▶ [Dataset rows for apps and sites]
-*-*-
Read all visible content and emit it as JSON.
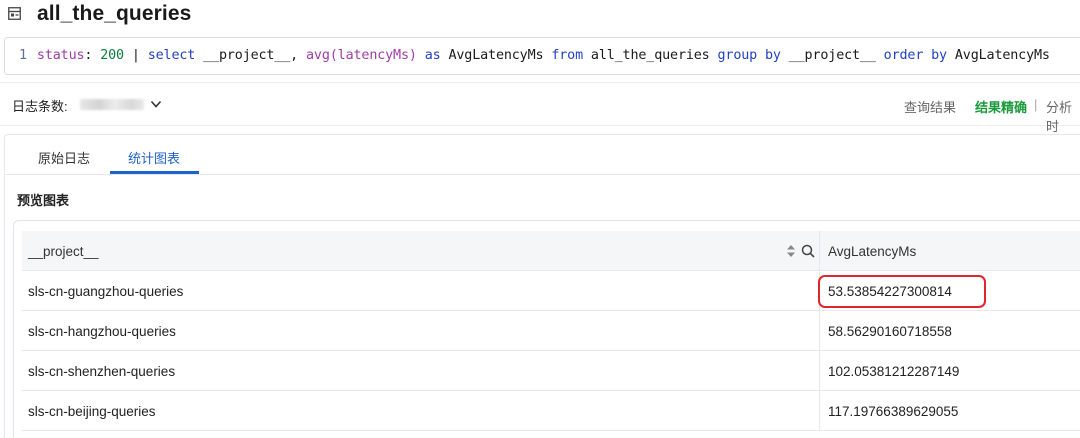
{
  "header": {
    "title": "all_the_queries"
  },
  "query": {
    "line_number": "1",
    "tokens": [
      {
        "t": "status",
        "c": "fld"
      },
      {
        "t": ": ",
        "c": "plain"
      },
      {
        "t": "200",
        "c": "num"
      },
      {
        "t": " | ",
        "c": "plain"
      },
      {
        "t": "select",
        "c": "kw"
      },
      {
        "t": " __project__, ",
        "c": "plain"
      },
      {
        "t": "avg",
        "c": "fn"
      },
      {
        "t": "(",
        "c": "fn"
      },
      {
        "t": "latencyMs",
        "c": "fld"
      },
      {
        "t": ")",
        "c": "fn"
      },
      {
        "t": " ",
        "c": "plain"
      },
      {
        "t": "as",
        "c": "kw"
      },
      {
        "t": " AvgLatencyMs ",
        "c": "plain"
      },
      {
        "t": "from",
        "c": "kw"
      },
      {
        "t": " all_the_queries ",
        "c": "plain"
      },
      {
        "t": "group by",
        "c": "kw"
      },
      {
        "t": " __project__ ",
        "c": "plain"
      },
      {
        "t": "order by",
        "c": "kw"
      },
      {
        "t": " AvgLatencyMs",
        "c": "plain"
      }
    ]
  },
  "toolbar": {
    "count_label": "日志条数:",
    "query_result": "查询结果",
    "result_precise": "结果精确",
    "separator": "|",
    "analysis_time": "分析时"
  },
  "tabs": [
    {
      "label": "原始日志",
      "active": false
    },
    {
      "label": "统计图表",
      "active": true
    }
  ],
  "preview": {
    "title": "预览图表"
  },
  "table": {
    "columns": [
      "__project__",
      "AvgLatencyMs"
    ],
    "rows": [
      [
        "sls-cn-guangzhou-queries",
        "53.53854227300814"
      ],
      [
        "sls-cn-hangzhou-queries",
        "58.56290160718558"
      ],
      [
        "sls-cn-shenzhen-queries",
        "102.05381212287149"
      ],
      [
        "sls-cn-beijing-queries",
        "117.19766389629055"
      ]
    ],
    "highlighted_row": 0
  },
  "colors": {
    "accent": "#1f62c9",
    "success": "#1a9a3a",
    "highlight": "#e0262c"
  }
}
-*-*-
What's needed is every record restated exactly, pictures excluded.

▶ [Solved exercise]
Read all visible content and emit it as JSON.
{
  "header": {
    "title": "all_the_queries"
  },
  "query": {
    "line_number": "1",
    "tokens": [
      {
        "t": "status",
        "c": "fld"
      },
      {
        "t": ": ",
        "c": "plain"
      },
      {
        "t": "200",
        "c": "num"
      },
      {
        "t": " | ",
        "c": "plain"
      },
      {
        "t": "select",
        "c": "kw"
      },
      {
        "t": " __project__, ",
        "c": "plain"
      },
      {
        "t": "avg",
        "c": "fn"
      },
      {
        "t": "(",
        "c": "fn"
      },
      {
        "t": "latencyMs",
        "c": "fld"
      },
      {
        "t": ")",
        "c": "fn"
      },
      {
        "t": " ",
        "c": "plain"
      },
      {
        "t": "as",
        "c": "kw"
      },
      {
        "t": " AvgLatencyMs ",
        "c": "plain"
      },
      {
        "t": "from",
        "c": "kw"
      },
      {
        "t": " all_the_queries ",
        "c": "plain"
      },
      {
        "t": "group by",
        "c": "kw"
      },
      {
        "t": " __project__ ",
        "c": "plain"
      },
      {
        "t": "order by",
        "c": "kw"
      },
      {
        "t": " AvgLatencyMs",
        "c": "plain"
      }
    ]
  },
  "toolbar": {
    "count_label": "日志条数:",
    "query_result": "查询结果",
    "result_precise": "结果精确",
    "separator": "|",
    "analysis_time": "分析时"
  },
  "tabs": [
    {
      "label": "原始日志",
      "active": false
    },
    {
      "label": "统计图表",
      "active": true
    }
  ],
  "preview": {
    "title": "预览图表"
  },
  "table": {
    "columns": [
      "__project__",
      "AvgLatencyMs"
    ],
    "rows": [
      [
        "sls-cn-guangzhou-queries",
        "53.53854227300814"
      ],
      [
        "sls-cn-hangzhou-queries",
        "58.56290160718558"
      ],
      [
        "sls-cn-shenzhen-queries",
        "102.05381212287149"
      ],
      [
        "sls-cn-beijing-queries",
        "117.19766389629055"
      ]
    ],
    "highlighted_row": 0
  },
  "colors": {
    "accent": "#1f62c9",
    "success": "#1a9a3a",
    "highlight": "#e0262c"
  }
}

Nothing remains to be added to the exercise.